▸ YOUR TASK
Character for character, give back every line below.

# # # # #

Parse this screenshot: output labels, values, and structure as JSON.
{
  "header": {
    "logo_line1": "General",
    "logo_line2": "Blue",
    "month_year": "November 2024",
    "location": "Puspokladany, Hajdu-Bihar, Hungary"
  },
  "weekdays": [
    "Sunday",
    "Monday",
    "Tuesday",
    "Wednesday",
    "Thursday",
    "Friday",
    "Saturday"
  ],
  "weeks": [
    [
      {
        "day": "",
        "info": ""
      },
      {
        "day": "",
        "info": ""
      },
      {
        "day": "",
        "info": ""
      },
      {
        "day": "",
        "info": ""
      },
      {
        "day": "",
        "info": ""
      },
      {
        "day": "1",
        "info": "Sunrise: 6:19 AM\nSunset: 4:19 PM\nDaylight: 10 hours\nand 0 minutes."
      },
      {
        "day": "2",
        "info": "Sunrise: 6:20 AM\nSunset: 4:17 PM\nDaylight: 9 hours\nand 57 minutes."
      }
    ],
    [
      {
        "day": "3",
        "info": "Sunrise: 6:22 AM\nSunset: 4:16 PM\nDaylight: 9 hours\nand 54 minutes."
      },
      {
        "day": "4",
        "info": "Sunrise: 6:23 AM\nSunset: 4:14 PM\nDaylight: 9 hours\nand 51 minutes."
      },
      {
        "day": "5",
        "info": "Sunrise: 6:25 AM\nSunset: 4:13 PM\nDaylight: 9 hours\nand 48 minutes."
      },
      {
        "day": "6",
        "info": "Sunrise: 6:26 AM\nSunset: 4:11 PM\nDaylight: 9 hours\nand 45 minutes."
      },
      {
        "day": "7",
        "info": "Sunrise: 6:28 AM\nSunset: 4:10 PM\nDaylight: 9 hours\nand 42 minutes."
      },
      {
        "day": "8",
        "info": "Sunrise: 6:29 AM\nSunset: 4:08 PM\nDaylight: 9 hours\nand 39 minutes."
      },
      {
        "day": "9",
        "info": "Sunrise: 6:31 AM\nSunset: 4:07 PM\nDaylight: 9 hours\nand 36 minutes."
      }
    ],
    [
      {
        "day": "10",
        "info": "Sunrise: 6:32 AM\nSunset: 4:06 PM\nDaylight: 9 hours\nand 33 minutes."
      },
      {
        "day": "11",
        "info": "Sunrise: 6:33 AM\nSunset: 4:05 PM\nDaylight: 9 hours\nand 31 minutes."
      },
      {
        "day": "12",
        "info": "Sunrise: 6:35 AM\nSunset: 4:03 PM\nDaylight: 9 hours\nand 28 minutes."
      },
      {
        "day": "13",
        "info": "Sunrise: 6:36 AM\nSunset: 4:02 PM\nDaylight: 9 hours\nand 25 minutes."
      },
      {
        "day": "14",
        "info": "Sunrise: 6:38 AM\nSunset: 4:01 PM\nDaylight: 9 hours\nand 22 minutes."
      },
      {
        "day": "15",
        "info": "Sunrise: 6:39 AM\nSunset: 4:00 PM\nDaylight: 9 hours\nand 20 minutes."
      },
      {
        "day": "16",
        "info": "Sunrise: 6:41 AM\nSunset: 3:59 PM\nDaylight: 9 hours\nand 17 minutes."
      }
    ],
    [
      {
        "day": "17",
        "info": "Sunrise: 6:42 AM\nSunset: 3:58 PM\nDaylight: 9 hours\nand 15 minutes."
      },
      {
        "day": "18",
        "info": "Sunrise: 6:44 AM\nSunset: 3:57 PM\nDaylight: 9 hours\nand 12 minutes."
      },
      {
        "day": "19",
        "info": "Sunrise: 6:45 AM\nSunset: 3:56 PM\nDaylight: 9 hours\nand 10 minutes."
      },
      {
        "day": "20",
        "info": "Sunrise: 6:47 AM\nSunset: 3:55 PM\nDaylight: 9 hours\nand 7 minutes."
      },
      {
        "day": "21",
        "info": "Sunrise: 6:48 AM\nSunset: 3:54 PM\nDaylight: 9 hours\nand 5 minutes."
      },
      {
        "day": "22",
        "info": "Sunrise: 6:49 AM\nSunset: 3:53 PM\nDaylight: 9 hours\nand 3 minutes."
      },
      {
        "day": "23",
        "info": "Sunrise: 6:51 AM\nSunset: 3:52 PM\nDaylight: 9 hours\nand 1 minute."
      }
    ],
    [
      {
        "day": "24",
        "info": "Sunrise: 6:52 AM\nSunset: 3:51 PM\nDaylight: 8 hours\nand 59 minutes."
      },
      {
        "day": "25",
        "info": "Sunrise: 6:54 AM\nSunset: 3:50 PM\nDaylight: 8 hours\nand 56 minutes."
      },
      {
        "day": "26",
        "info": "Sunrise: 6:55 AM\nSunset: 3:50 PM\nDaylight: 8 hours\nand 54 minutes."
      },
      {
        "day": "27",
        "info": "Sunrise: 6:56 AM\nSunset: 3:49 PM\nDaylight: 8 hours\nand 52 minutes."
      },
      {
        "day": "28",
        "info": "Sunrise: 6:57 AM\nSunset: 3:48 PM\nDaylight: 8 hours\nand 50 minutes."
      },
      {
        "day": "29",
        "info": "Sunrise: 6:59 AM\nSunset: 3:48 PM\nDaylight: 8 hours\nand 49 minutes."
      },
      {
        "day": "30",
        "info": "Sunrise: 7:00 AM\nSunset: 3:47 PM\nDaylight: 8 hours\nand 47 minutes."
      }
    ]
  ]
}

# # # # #

▸ WRITTEN SOLUTION
Parse this screenshot: output labels, values, and structure as JSON.
{
  "header": {
    "logo_line1": "General",
    "logo_line2": "Blue",
    "month_year": "November 2024",
    "location": "Puspokladany, Hajdu-Bihar, Hungary"
  },
  "weekdays": [
    "Sunday",
    "Monday",
    "Tuesday",
    "Wednesday",
    "Thursday",
    "Friday",
    "Saturday"
  ],
  "weeks": [
    [
      {
        "day": "",
        "info": ""
      },
      {
        "day": "",
        "info": ""
      },
      {
        "day": "",
        "info": ""
      },
      {
        "day": "",
        "info": ""
      },
      {
        "day": "",
        "info": ""
      },
      {
        "day": "1",
        "info": "Sunrise: 6:19 AM\nSunset: 4:19 PM\nDaylight: 10 hours\nand 0 minutes."
      },
      {
        "day": "2",
        "info": "Sunrise: 6:20 AM\nSunset: 4:17 PM\nDaylight: 9 hours\nand 57 minutes."
      }
    ],
    [
      {
        "day": "3",
        "info": "Sunrise: 6:22 AM\nSunset: 4:16 PM\nDaylight: 9 hours\nand 54 minutes."
      },
      {
        "day": "4",
        "info": "Sunrise: 6:23 AM\nSunset: 4:14 PM\nDaylight: 9 hours\nand 51 minutes."
      },
      {
        "day": "5",
        "info": "Sunrise: 6:25 AM\nSunset: 4:13 PM\nDaylight: 9 hours\nand 48 minutes."
      },
      {
        "day": "6",
        "info": "Sunrise: 6:26 AM\nSunset: 4:11 PM\nDaylight: 9 hours\nand 45 minutes."
      },
      {
        "day": "7",
        "info": "Sunrise: 6:28 AM\nSunset: 4:10 PM\nDaylight: 9 hours\nand 42 minutes."
      },
      {
        "day": "8",
        "info": "Sunrise: 6:29 AM\nSunset: 4:08 PM\nDaylight: 9 hours\nand 39 minutes."
      },
      {
        "day": "9",
        "info": "Sunrise: 6:31 AM\nSunset: 4:07 PM\nDaylight: 9 hours\nand 36 minutes."
      }
    ],
    [
      {
        "day": "10",
        "info": "Sunrise: 6:32 AM\nSunset: 4:06 PM\nDaylight: 9 hours\nand 33 minutes."
      },
      {
        "day": "11",
        "info": "Sunrise: 6:33 AM\nSunset: 4:05 PM\nDaylight: 9 hours\nand 31 minutes."
      },
      {
        "day": "12",
        "info": "Sunrise: 6:35 AM\nSunset: 4:03 PM\nDaylight: 9 hours\nand 28 minutes."
      },
      {
        "day": "13",
        "info": "Sunrise: 6:36 AM\nSunset: 4:02 PM\nDaylight: 9 hours\nand 25 minutes."
      },
      {
        "day": "14",
        "info": "Sunrise: 6:38 AM\nSunset: 4:01 PM\nDaylight: 9 hours\nand 22 minutes."
      },
      {
        "day": "15",
        "info": "Sunrise: 6:39 AM\nSunset: 4:00 PM\nDaylight: 9 hours\nand 20 minutes."
      },
      {
        "day": "16",
        "info": "Sunrise: 6:41 AM\nSunset: 3:59 PM\nDaylight: 9 hours\nand 17 minutes."
      }
    ],
    [
      {
        "day": "17",
        "info": "Sunrise: 6:42 AM\nSunset: 3:58 PM\nDaylight: 9 hours\nand 15 minutes."
      },
      {
        "day": "18",
        "info": "Sunrise: 6:44 AM\nSunset: 3:57 PM\nDaylight: 9 hours\nand 12 minutes."
      },
      {
        "day": "19",
        "info": "Sunrise: 6:45 AM\nSunset: 3:56 PM\nDaylight: 9 hours\nand 10 minutes."
      },
      {
        "day": "20",
        "info": "Sunrise: 6:47 AM\nSunset: 3:55 PM\nDaylight: 9 hours\nand 7 minutes."
      },
      {
        "day": "21",
        "info": "Sunrise: 6:48 AM\nSunset: 3:54 PM\nDaylight: 9 hours\nand 5 minutes."
      },
      {
        "day": "22",
        "info": "Sunrise: 6:49 AM\nSunset: 3:53 PM\nDaylight: 9 hours\nand 3 minutes."
      },
      {
        "day": "23",
        "info": "Sunrise: 6:51 AM\nSunset: 3:52 PM\nDaylight: 9 hours\nand 1 minute."
      }
    ],
    [
      {
        "day": "24",
        "info": "Sunrise: 6:52 AM\nSunset: 3:51 PM\nDaylight: 8 hours\nand 59 minutes."
      },
      {
        "day": "25",
        "info": "Sunrise: 6:54 AM\nSunset: 3:50 PM\nDaylight: 8 hours\nand 56 minutes."
      },
      {
        "day": "26",
        "info": "Sunrise: 6:55 AM\nSunset: 3:50 PM\nDaylight: 8 hours\nand 54 minutes."
      },
      {
        "day": "27",
        "info": "Sunrise: 6:56 AM\nSunset: 3:49 PM\nDaylight: 8 hours\nand 52 minutes."
      },
      {
        "day": "28",
        "info": "Sunrise: 6:57 AM\nSunset: 3:48 PM\nDaylight: 8 hours\nand 50 minutes."
      },
      {
        "day": "29",
        "info": "Sunrise: 6:59 AM\nSunset: 3:48 PM\nDaylight: 8 hours\nand 49 minutes."
      },
      {
        "day": "30",
        "info": "Sunrise: 7:00 AM\nSunset: 3:47 PM\nDaylight: 8 hours\nand 47 minutes."
      }
    ]
  ]
}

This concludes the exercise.